═════ EXTRACTED DATA

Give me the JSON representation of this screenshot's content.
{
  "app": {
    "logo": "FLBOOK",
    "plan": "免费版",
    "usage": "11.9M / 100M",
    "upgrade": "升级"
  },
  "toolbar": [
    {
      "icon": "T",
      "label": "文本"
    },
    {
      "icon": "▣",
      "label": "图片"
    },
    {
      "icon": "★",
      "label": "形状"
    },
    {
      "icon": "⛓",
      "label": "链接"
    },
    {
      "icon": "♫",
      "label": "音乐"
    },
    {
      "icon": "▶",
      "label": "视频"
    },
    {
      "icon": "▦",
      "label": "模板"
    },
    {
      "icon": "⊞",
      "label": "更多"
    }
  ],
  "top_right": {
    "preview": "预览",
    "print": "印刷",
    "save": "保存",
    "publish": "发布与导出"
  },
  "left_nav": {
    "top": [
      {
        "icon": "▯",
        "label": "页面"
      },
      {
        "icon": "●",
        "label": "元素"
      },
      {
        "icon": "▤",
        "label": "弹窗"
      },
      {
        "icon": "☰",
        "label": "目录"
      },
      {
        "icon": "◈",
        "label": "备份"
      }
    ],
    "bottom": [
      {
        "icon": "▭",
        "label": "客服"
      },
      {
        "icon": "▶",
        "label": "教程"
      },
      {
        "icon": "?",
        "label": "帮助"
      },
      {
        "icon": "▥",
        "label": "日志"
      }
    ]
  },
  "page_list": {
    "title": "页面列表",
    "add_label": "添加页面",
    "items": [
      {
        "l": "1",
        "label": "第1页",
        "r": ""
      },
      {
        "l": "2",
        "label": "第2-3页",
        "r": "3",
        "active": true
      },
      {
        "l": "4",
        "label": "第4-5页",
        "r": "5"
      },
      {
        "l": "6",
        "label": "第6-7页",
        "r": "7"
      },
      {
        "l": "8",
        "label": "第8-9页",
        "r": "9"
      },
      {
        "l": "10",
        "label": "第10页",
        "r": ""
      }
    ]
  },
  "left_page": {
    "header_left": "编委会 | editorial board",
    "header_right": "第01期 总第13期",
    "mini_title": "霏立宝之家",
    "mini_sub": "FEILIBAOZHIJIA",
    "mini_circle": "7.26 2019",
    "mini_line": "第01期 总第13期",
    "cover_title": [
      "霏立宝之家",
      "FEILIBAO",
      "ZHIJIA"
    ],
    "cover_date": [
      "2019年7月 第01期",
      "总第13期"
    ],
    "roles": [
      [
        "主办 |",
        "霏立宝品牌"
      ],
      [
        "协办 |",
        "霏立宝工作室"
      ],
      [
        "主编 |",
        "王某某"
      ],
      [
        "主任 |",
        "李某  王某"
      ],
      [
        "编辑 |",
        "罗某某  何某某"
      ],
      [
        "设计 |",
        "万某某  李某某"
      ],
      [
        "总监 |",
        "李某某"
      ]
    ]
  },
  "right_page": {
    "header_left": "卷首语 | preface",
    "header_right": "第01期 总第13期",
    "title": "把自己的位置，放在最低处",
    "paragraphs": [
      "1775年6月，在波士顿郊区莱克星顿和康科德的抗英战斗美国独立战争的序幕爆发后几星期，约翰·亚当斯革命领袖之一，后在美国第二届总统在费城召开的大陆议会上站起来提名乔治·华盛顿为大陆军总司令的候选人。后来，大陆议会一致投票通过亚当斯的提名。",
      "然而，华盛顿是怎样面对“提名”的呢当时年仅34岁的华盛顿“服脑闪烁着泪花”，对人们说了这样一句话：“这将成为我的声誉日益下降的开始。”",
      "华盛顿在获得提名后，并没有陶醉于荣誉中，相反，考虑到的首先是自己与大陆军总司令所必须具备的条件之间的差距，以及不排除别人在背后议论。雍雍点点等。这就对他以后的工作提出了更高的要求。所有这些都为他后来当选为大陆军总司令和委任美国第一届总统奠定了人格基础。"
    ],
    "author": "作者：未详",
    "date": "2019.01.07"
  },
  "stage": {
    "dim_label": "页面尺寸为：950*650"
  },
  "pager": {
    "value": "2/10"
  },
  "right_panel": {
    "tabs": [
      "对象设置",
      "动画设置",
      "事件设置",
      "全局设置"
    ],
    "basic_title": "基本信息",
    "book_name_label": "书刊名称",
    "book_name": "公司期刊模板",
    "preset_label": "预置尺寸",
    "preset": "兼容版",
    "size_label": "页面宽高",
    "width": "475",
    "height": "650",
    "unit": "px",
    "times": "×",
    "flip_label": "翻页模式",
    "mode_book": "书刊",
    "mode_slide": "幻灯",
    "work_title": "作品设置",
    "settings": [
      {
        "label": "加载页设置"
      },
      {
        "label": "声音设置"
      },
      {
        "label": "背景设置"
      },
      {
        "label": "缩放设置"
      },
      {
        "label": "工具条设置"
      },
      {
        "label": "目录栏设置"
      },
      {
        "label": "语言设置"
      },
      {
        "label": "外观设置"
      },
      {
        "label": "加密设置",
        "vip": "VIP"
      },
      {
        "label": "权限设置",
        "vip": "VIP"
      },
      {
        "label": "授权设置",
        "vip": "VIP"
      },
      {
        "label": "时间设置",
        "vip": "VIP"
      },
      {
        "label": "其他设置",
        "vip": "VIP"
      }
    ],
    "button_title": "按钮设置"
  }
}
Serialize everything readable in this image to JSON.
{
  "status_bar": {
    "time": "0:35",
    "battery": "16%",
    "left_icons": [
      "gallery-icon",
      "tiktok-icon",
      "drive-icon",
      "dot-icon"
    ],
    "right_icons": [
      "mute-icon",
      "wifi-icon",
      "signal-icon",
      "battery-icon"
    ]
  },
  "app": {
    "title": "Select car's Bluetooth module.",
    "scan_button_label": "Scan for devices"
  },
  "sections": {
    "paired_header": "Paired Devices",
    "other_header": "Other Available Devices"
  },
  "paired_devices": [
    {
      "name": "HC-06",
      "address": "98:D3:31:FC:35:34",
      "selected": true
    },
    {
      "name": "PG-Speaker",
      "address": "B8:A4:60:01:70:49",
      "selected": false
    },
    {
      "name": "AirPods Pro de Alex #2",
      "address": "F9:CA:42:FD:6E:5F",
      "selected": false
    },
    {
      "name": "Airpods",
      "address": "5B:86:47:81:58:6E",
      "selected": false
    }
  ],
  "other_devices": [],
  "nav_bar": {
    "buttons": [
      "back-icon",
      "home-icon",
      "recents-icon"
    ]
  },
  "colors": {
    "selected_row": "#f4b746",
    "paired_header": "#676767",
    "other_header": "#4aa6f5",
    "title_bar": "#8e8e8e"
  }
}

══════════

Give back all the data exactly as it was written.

Give me the JSON representation of this screenshot's content.
{
  "app": {
    "logo": "FLBOOK",
    "plan": "免费版",
    "usage": "11.9M / 100M",
    "upgrade": "升级"
  },
  "toolbar": [
    {
      "icon": "T",
      "label": "文本"
    },
    {
      "icon": "▣",
      "label": "图片"
    },
    {
      "icon": "★",
      "label": "形状"
    },
    {
      "icon": "⛓",
      "label": "链接"
    },
    {
      "icon": "♫",
      "label": "音乐"
    },
    {
      "icon": "▶",
      "label": "视频"
    },
    {
      "icon": "▦",
      "label": "模板"
    },
    {
      "icon": "⊞",
      "label": "更多"
    }
  ],
  "top_right": {
    "preview": "预览",
    "print": "印刷",
    "save": "保存",
    "publish": "发布与导出"
  },
  "left_nav": {
    "top": [
      {
        "icon": "▯",
        "label": "页面"
      },
      {
        "icon": "●",
        "label": "元素"
      },
      {
        "icon": "▤",
        "label": "弹窗"
      },
      {
        "icon": "☰",
        "label": "目录"
      },
      {
        "icon": "◈",
        "label": "备份"
      }
    ],
    "bottom": [
      {
        "icon": "▭",
        "label": "客服"
      },
      {
        "icon": "▶",
        "label": "教程"
      },
      {
        "icon": "?",
        "label": "帮助"
      },
      {
        "icon": "▥",
        "label": "日志"
      }
    ]
  },
  "page_list": {
    "title": "页面列表",
    "add_label": "添加页面",
    "items": [
      {
        "l": "1",
        "label": "第1页",
        "r": ""
      },
      {
        "l": "2",
        "label": "第2-3页",
        "r": "3",
        "active": true
      },
      {
        "l": "4",
        "label": "第4-5页",
        "r": "5"
      },
      {
        "l": "6",
        "label": "第6-7页",
        "r": "7"
      },
      {
        "l": "8",
        "label": "第8-9页",
        "r": "9"
      },
      {
        "l": "10",
        "label": "第10页",
        "r": ""
      }
    ]
  },
  "left_page": {
    "header_left": "编委会 | editorial board",
    "header_right": "第01期 总第13期",
    "mini_title": "霏立宝之家",
    "mini_sub": "FEILIBAOZHIJIA",
    "mini_circle": "7.26 2019",
    "mini_line": "第01期 总第13期",
    "cover_title": [
      "霏立宝之家",
      "FEILIBAO",
      "ZHIJIA"
    ],
    "cover_date": [
      "2019年7月 第01期",
      "总第13期"
    ],
    "roles": [
      [
        "主办 |",
        "霏立宝品牌"
      ],
      [
        "协办 |",
        "霏立宝工作室"
      ],
      [
        "主编 |",
        "王某某"
      ],
      [
        "主任 |",
        "李某  王某"
      ],
      [
        "编辑 |",
        "罗某某  何某某"
      ],
      [
        "设计 |",
        "万某某  李某某"
      ],
      [
        "总监 |",
        "李某某"
      ]
    ]
  },
  "right_page": {
    "header_left": "卷首语 | preface",
    "header_right": "第01期 总第13期",
    "title": "把自己的位置，放在最低处",
    "paragraphs": [
      "1775年6月，在波士顿郊区莱克星顿和康科德的抗英战斗美国独立战争的序幕爆发后几星期，约翰·亚当斯革命领袖之一，后在美国第二届总统在费城召开的大陆议会上站起来提名乔治·华盛顿为大陆军总司令的候选人。后来，大陆议会一致投票通过亚当斯的提名。",
      "然而，华盛顿是怎样面对“提名”的呢当时年仅34岁的华盛顿“服脑闪烁着泪花”，对人们说了这样一句话：“这将成为我的声誉日益下降的开始。”",
      "华盛顿在获得提名后，并没有陶醉于荣誉中，相反，考虑到的首先是自己与大陆军总司令所必须具备的条件之间的差距，以及不排除别人在背后议论。雍雍点点等。这就对他以后的工作提出了更高的要求。所有这些都为他后来当选为大陆军总司令和委任美国第一届总统奠定了人格基础。"
    ],
    "author": "作者：未详",
    "date": "2019.01.07"
  },
  "stage": {
    "dim_label": "页面尺寸为：950*650"
  },
  "pager": {
    "value": "2/10"
  },
  "right_panel": {
    "tabs": [
      "对象设置",
      "动画设置",
      "事件设置",
      "全局设置"
    ],
    "basic_title": "基本信息",
    "book_name_label": "书刊名称",
    "book_name": "公司期刊模板",
    "preset_label": "预置尺寸",
    "preset": "兼容版",
    "size_label": "页面宽高",
    "width": "475",
    "height": "650",
    "unit": "px",
    "times": "×",
    "flip_label": "翻页模式",
    "mode_book": "书刊",
    "mode_slide": "幻灯",
    "work_title": "作品设置",
    "settings": [
      {
        "label": "加载页设置"
      },
      {
        "label": "声音设置"
      },
      {
        "label": "背景设置"
      },
      {
        "label": "缩放设置"
      },
      {
        "label": "工具条设置"
      },
      {
        "label": "目录栏设置"
      },
      {
        "label": "语言设置"
      },
      {
        "label": "外观设置"
      },
      {
        "label": "加密设置",
        "vip": "VIP"
      },
      {
        "label": "权限设置",
        "vip": "VIP"
      },
      {
        "label": "授权设置",
        "vip": "VIP"
      },
      {
        "label": "时间设置",
        "vip": "VIP"
      },
      {
        "label": "其他设置",
        "vip": "VIP"
      }
    ],
    "button_title": "按钮设置"
  }
}
Serialize everything readable in this image to JSON.
{
  "status_bar": {
    "time": "0:35",
    "battery": "16%",
    "left_icons": [
      "gallery-icon",
      "tiktok-icon",
      "drive-icon",
      "dot-icon"
    ],
    "right_icons": [
      "mute-icon",
      "wifi-icon",
      "signal-icon",
      "battery-icon"
    ]
  },
  "app": {
    "title": "Select car's Bluetooth module.",
    "scan_button_label": "Scan for devices"
  },
  "sections": {
    "paired_header": "Paired Devices",
    "other_header": "Other Available Devices"
  },
  "paired_devices": [
    {
      "name": "HC-06",
      "address": "98:D3:31:FC:35:34",
      "selected": true
    },
    {
      "name": "PG-Speaker",
      "address": "B8:A4:60:01:70:49",
      "selected": false
    },
    {
      "name": "AirPods Pro de Alex #2",
      "address": "F9:CA:42:FD:6E:5F",
      "selected": false
    },
    {
      "name": "Airpods",
      "address": "5B:86:47:81:58:6E",
      "selected": false
    }
  ],
  "other_devices": [],
  "nav_bar": {
    "buttons": [
      "back-icon",
      "home-icon",
      "recents-icon"
    ]
  },
  "colors": {
    "selected_row": "#f4b746",
    "paired_header": "#676767",
    "other_header": "#4aa6f5",
    "title_bar": "#8e8e8e"
  }
}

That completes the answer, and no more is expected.